* Records

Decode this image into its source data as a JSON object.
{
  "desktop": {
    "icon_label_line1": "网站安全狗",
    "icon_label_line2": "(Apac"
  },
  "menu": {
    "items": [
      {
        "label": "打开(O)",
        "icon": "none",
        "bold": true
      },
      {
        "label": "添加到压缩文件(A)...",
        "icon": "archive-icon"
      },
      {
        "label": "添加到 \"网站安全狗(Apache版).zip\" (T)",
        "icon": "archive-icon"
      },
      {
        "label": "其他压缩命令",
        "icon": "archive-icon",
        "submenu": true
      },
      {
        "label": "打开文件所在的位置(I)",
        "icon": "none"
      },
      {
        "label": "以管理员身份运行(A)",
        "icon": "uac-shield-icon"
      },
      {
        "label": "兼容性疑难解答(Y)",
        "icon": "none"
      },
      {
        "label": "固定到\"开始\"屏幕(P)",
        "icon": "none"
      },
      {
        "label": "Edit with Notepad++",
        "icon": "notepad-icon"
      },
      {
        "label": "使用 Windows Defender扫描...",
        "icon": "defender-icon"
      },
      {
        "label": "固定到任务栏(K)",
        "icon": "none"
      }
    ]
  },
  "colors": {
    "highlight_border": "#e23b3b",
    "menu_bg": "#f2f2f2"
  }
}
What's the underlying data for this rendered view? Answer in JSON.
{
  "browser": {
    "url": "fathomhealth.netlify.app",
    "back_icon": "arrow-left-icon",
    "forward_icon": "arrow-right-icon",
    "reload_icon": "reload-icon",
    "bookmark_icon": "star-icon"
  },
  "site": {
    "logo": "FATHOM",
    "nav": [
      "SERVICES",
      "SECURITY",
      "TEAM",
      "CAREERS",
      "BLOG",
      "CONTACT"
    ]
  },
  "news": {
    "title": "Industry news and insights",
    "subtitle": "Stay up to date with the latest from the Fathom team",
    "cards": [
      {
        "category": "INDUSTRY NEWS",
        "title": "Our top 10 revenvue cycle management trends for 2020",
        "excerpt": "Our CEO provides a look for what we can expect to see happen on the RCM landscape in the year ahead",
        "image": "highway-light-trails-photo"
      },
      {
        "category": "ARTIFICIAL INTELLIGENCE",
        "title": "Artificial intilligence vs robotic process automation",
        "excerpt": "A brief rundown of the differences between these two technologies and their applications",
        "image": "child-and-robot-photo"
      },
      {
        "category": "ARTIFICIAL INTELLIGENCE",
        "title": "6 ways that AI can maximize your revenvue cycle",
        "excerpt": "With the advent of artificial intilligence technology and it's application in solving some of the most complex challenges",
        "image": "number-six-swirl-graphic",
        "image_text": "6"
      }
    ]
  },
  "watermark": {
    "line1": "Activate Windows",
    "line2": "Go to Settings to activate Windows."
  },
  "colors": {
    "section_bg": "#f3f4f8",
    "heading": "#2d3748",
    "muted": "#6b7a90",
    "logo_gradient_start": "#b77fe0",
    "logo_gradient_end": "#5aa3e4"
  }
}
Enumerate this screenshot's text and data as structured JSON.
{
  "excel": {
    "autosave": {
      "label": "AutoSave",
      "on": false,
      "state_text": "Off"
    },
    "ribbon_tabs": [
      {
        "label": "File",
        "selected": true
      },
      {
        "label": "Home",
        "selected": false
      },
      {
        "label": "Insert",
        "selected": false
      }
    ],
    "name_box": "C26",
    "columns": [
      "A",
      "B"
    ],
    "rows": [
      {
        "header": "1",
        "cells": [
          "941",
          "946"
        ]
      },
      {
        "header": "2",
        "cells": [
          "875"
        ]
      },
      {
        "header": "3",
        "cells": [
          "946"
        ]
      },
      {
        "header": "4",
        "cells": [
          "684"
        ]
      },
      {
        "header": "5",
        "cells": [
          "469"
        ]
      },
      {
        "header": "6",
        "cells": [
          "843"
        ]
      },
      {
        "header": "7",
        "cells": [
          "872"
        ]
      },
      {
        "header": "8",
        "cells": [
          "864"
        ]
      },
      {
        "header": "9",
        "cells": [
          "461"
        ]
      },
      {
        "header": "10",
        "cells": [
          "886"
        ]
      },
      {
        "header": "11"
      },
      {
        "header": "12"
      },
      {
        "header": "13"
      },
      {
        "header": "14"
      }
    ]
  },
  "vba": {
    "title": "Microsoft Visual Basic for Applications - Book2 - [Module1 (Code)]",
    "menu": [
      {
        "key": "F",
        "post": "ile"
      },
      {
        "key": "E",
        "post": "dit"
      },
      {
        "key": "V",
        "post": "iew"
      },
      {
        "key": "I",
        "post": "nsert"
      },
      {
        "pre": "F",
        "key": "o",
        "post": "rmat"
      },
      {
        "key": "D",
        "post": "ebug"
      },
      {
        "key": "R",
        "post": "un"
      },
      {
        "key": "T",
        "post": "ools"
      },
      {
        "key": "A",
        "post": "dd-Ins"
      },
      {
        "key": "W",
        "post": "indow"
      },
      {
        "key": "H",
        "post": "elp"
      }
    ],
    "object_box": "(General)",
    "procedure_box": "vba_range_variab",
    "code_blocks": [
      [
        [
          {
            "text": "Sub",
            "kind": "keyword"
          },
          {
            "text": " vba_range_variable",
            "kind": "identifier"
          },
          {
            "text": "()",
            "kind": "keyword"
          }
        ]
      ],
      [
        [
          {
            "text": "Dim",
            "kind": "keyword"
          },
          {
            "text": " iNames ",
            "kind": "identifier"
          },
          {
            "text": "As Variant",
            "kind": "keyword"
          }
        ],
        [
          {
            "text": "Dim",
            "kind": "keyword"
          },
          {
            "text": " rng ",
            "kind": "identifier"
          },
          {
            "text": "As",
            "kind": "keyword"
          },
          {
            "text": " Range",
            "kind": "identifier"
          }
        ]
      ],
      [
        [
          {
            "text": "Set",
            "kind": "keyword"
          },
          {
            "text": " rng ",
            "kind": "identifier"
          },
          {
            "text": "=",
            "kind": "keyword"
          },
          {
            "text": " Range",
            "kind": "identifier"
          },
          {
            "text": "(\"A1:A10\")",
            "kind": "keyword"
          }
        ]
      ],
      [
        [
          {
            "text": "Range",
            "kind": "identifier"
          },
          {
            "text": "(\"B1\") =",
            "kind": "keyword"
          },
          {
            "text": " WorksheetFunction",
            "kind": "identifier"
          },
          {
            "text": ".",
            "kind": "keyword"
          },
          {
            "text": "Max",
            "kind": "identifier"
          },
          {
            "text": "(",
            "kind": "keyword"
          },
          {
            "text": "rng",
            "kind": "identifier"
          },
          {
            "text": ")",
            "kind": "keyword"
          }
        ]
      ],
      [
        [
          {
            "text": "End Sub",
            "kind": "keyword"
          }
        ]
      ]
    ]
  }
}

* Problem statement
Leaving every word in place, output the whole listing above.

* Solution to the exercise
Decode this image into its source data as a JSON object.
{
  "desktop": {
    "icon_label_line1": "网站安全狗",
    "icon_label_line2": "(Apac"
  },
  "menu": {
    "items": [
      {
        "label": "打开(O)",
        "icon": "none",
        "bold": true
      },
      {
        "label": "添加到压缩文件(A)...",
        "icon": "archive-icon"
      },
      {
        "label": "添加到 \"网站安全狗(Apache版).zip\" (T)",
        "icon": "archive-icon"
      },
      {
        "label": "其他压缩命令",
        "icon": "archive-icon",
        "submenu": true
      },
      {
        "label": "打开文件所在的位置(I)",
        "icon": "none"
      },
      {
        "label": "以管理员身份运行(A)",
        "icon": "uac-shield-icon"
      },
      {
        "label": "兼容性疑难解答(Y)",
        "icon": "none"
      },
      {
        "label": "固定到\"开始\"屏幕(P)",
        "icon": "none"
      },
      {
        "label": "Edit with Notepad++",
        "icon": "notepad-icon"
      },
      {
        "label": "使用 Windows Defender扫描...",
        "icon": "defender-icon"
      },
      {
        "label": "固定到任务栏(K)",
        "icon": "none"
      }
    ]
  },
  "colors": {
    "highlight_border": "#e23b3b",
    "menu_bg": "#f2f2f2"
  }
}
What's the underlying data for this rendered view? Answer in JSON.
{
  "browser": {
    "url": "fathomhealth.netlify.app",
    "back_icon": "arrow-left-icon",
    "forward_icon": "arrow-right-icon",
    "reload_icon": "reload-icon",
    "bookmark_icon": "star-icon"
  },
  "site": {
    "logo": "FATHOM",
    "nav": [
      "SERVICES",
      "SECURITY",
      "TEAM",
      "CAREERS",
      "BLOG",
      "CONTACT"
    ]
  },
  "news": {
    "title": "Industry news and insights",
    "subtitle": "Stay up to date with the latest from the Fathom team",
    "cards": [
      {
        "category": "INDUSTRY NEWS",
        "title": "Our top 10 revenvue cycle management trends for 2020",
        "excerpt": "Our CEO provides a look for what we can expect to see happen on the RCM landscape in the year ahead",
        "image": "highway-light-trails-photo"
      },
      {
        "category": "ARTIFICIAL INTELLIGENCE",
        "title": "Artificial intilligence vs robotic process automation",
        "excerpt": "A brief rundown of the differences between these two technologies and their applications",
        "image": "child-and-robot-photo"
      },
      {
        "category": "ARTIFICIAL INTELLIGENCE",
        "title": "6 ways that AI can maximize your revenvue cycle",
        "excerpt": "With the advent of artificial intilligence technology and it's application in solving some of the most complex challenges",
        "image": "number-six-swirl-graphic",
        "image_text": "6"
      }
    ]
  },
  "watermark": {
    "line1": "Activate Windows",
    "line2": "Go to Settings to activate Windows."
  },
  "colors": {
    "section_bg": "#f3f4f8",
    "heading": "#2d3748",
    "muted": "#6b7a90",
    "logo_gradient_start": "#b77fe0",
    "logo_gradient_end": "#5aa3e4"
  }
}
Enumerate this screenshot's text and data as structured JSON.
{
  "excel": {
    "autosave": {
      "label": "AutoSave",
      "on": false,
      "state_text": "Off"
    },
    "ribbon_tabs": [
      {
        "label": "File",
        "selected": true
      },
      {
        "label": "Home",
        "selected": false
      },
      {
        "label": "Insert",
        "selected": false
      }
    ],
    "name_box": "C26",
    "columns": [
      "A",
      "B"
    ],
    "rows": [
      {
        "header": "1",
        "cells": [
          "941",
          "946"
        ]
      },
      {
        "header": "2",
        "cells": [
          "875"
        ]
      },
      {
        "header": "3",
        "cells": [
          "946"
        ]
      },
      {
        "header": "4",
        "cells": [
          "684"
        ]
      },
      {
        "header": "5",
        "cells": [
          "469"
        ]
      },
      {
        "header": "6",
        "cells": [
          "843"
        ]
      },
      {
        "header": "7",
        "cells": [
          "872"
        ]
      },
      {
        "header": "8",
        "cells": [
          "864"
        ]
      },
      {
        "header": "9",
        "cells": [
          "461"
        ]
      },
      {
        "header": "10",
        "cells": [
          "886"
        ]
      },
      {
        "header": "11"
      },
      {
        "header": "12"
      },
      {
        "header": "13"
      },
      {
        "header": "14"
      }
    ]
  },
  "vba": {
    "title": "Microsoft Visual Basic for Applications - Book2 - [Module1 (Code)]",
    "menu": [
      {
        "key": "F",
        "post": "ile"
      },
      {
        "key": "E",
        "post": "dit"
      },
      {
        "key": "V",
        "post": "iew"
      },
      {
        "key": "I",
        "post": "nsert"
      },
      {
        "pre": "F",
        "key": "o",
        "post": "rmat"
      },
      {
        "key": "D",
        "post": "ebug"
      },
      {
        "key": "R",
        "post": "un"
      },
      {
        "key": "T",
        "post": "ools"
      },
      {
        "key": "A",
        "post": "dd-Ins"
      },
      {
        "key": "W",
        "post": "indow"
      },
      {
        "key": "H",
        "post": "elp"
      }
    ],
    "object_box": "(General)",
    "procedure_box": "vba_range_variab",
    "code_blocks": [
      [
        [
          {
            "text": "Sub",
            "kind": "keyword"
          },
          {
            "text": " vba_range_variable",
            "kind": "identifier"
          },
          {
            "text": "()",
            "kind": "keyword"
          }
        ]
      ],
      [
        [
          {
            "text": "Dim",
            "kind": "keyword"
          },
          {
            "text": " iNames ",
            "kind": "identifier"
          },
          {
            "text": "As Variant",
            "kind": "keyword"
          }
        ],
        [
          {
            "text": "Dim",
            "kind": "keyword"
          },
          {
            "text": " rng ",
            "kind": "identifier"
          },
          {
            "text": "As",
            "kind": "keyword"
          },
          {
            "text": " Range",
            "kind": "identifier"
          }
        ]
      ],
      [
        [
          {
            "text": "Set",
            "kind": "keyword"
          },
          {
            "text": " rng ",
            "kind": "identifier"
          },
          {
            "text": "=",
            "kind": "keyword"
          },
          {
            "text": " Range",
            "kind": "identifier"
          },
          {
            "text": "(\"A1:A10\")",
            "kind": "keyword"
          }
        ]
      ],
      [
        [
          {
            "text": "Range",
            "kind": "identifier"
          },
          {
            "text": "(\"B1\") =",
            "kind": "keyword"
          },
          {
            "text": " WorksheetFunction",
            "kind": "identifier"
          },
          {
            "text": ".",
            "kind": "keyword"
          },
          {
            "text": "Max",
            "kind": "identifier"
          },
          {
            "text": "(",
            "kind": "keyword"
          },
          {
            "text": "rng",
            "kind": "identifier"
          },
          {
            "text": ")",
            "kind": "keyword"
          }
        ]
      ],
      [
        [
          {
            "text": "End Sub",
            "kind": "keyword"
          }
        ]
      ]
    ]
  }
}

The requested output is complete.